• [TASK] Lines from the material below that hold the string "Lightroom" are what is needed; copy each of them.

*** Opening INFORMATION GIVEN ***

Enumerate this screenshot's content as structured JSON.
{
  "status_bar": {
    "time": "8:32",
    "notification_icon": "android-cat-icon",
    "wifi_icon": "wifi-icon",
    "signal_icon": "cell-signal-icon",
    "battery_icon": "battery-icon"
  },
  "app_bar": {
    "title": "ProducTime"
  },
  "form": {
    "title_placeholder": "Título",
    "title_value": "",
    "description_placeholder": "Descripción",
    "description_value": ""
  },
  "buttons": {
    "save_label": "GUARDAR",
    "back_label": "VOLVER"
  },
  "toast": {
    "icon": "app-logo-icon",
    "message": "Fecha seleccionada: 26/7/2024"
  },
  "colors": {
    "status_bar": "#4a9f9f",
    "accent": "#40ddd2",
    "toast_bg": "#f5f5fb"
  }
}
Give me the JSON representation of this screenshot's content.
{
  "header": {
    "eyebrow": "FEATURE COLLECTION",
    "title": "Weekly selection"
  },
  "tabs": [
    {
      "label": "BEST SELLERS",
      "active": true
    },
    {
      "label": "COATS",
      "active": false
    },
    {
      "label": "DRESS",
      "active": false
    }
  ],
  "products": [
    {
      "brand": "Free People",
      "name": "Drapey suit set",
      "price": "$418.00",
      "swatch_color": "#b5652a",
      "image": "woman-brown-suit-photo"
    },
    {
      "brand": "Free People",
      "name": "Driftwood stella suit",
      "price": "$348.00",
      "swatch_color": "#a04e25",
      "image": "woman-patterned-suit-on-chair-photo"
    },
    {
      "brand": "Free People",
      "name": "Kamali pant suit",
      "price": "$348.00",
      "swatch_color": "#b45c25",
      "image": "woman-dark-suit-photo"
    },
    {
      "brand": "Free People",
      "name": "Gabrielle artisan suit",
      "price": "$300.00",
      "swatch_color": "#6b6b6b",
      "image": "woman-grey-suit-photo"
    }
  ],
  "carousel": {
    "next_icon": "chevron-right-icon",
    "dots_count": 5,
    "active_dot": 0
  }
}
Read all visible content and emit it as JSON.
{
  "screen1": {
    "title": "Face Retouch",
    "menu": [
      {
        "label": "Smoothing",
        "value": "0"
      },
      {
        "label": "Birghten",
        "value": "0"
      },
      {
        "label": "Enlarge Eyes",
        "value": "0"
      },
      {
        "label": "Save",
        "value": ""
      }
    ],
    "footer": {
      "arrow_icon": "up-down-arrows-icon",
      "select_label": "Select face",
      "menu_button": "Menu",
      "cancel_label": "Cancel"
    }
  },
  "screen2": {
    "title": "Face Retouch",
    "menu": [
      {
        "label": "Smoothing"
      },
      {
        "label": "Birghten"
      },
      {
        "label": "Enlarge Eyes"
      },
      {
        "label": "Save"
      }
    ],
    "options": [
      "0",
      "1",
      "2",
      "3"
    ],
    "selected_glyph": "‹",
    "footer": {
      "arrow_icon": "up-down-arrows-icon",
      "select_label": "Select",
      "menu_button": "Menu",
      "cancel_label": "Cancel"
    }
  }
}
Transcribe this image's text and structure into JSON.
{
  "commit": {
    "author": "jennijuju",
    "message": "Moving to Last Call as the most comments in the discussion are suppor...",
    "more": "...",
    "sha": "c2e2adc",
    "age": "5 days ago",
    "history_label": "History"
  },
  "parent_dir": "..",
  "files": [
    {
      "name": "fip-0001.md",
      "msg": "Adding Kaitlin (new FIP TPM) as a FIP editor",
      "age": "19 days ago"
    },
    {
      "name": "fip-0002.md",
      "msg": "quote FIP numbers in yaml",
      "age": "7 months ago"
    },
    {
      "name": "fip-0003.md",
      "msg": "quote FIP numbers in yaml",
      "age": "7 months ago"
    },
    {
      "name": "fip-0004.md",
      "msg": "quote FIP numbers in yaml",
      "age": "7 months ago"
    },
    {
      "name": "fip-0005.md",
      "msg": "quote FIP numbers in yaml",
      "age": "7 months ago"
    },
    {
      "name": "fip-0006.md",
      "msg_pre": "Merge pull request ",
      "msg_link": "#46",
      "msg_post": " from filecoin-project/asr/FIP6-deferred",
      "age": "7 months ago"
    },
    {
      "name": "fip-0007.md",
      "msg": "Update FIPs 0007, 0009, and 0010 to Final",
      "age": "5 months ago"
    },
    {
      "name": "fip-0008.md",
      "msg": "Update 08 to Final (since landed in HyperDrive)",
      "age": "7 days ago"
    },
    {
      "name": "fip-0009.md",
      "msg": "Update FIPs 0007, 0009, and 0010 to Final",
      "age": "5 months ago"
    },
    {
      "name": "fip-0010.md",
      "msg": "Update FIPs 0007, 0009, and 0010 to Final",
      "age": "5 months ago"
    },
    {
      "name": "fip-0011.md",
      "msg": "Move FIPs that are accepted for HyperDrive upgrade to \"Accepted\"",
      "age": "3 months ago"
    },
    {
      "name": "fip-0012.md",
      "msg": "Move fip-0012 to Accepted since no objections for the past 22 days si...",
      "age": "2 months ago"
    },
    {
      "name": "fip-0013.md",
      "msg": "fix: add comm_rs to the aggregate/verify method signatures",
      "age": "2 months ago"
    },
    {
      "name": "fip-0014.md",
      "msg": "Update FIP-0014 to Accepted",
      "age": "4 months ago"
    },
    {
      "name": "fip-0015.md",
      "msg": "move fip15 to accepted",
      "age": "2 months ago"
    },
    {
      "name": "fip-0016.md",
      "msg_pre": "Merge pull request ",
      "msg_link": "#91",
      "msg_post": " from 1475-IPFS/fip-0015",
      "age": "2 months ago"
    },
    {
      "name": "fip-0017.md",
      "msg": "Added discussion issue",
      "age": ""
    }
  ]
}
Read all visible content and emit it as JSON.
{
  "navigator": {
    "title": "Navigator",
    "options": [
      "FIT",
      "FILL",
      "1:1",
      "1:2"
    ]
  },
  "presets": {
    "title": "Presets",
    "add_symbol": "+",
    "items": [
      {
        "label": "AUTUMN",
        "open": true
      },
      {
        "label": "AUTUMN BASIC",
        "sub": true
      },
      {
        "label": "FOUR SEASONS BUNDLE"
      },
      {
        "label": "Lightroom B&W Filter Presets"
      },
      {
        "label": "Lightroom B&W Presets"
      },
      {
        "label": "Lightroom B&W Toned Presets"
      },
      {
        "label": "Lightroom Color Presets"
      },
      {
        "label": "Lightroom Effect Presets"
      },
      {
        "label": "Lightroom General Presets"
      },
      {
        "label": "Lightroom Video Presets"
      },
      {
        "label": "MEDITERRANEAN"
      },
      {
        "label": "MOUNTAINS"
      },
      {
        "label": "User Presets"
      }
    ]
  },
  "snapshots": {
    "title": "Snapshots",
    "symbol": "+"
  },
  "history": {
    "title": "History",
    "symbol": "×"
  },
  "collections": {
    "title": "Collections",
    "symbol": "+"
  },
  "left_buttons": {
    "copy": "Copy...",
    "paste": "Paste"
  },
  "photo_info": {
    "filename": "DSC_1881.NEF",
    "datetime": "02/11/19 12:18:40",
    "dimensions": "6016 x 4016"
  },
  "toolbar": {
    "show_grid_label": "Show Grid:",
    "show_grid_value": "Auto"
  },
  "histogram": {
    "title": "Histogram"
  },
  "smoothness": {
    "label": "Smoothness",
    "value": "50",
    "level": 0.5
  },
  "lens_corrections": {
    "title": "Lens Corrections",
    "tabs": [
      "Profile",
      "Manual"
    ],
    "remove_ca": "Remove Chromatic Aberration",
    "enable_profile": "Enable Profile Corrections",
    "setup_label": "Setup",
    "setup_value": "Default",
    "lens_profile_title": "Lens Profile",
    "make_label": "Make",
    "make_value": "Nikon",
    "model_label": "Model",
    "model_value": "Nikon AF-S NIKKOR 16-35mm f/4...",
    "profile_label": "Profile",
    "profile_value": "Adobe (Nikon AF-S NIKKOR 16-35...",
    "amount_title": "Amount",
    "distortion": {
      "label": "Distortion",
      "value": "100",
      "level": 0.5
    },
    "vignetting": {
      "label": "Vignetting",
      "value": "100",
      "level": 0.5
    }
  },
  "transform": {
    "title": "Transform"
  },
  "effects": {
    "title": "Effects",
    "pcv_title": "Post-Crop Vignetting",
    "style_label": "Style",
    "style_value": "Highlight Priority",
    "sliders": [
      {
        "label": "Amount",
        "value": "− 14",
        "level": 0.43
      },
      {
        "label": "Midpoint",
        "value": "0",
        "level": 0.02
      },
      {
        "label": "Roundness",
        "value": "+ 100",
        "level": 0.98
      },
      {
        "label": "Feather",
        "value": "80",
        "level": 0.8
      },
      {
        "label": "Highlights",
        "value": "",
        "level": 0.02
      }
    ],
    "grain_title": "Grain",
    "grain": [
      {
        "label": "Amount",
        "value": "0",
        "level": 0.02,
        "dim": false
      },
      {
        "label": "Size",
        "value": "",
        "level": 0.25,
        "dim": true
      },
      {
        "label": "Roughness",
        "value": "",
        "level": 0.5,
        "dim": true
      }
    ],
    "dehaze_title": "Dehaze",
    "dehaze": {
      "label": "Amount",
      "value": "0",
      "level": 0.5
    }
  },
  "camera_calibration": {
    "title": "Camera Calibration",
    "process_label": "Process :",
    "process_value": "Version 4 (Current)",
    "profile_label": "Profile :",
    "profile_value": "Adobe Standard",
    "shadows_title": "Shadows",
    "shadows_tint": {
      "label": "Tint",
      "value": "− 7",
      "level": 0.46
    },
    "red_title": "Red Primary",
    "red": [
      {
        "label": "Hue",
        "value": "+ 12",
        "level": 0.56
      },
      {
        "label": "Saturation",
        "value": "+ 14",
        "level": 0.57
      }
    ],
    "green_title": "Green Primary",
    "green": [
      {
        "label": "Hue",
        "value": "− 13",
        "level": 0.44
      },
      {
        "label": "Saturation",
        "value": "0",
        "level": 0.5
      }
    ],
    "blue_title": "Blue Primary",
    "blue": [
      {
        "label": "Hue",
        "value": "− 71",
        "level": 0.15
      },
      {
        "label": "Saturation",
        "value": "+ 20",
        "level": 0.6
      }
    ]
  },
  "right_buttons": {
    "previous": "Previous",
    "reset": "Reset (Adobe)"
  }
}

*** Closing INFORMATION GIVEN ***

• [SOLVED PROBLEM]
        "label": "Lightroom B&W Filter Presets"
        "label": "Lightroom B&W Presets"
        "label": "Lightroom B&W Toned Presets"
        "label": "Lightroom Color Presets"
        "label": "Lightroom Effect Presets"
        "label": "Lightroom General Presets"
        "label": "Lightroom Video Presets"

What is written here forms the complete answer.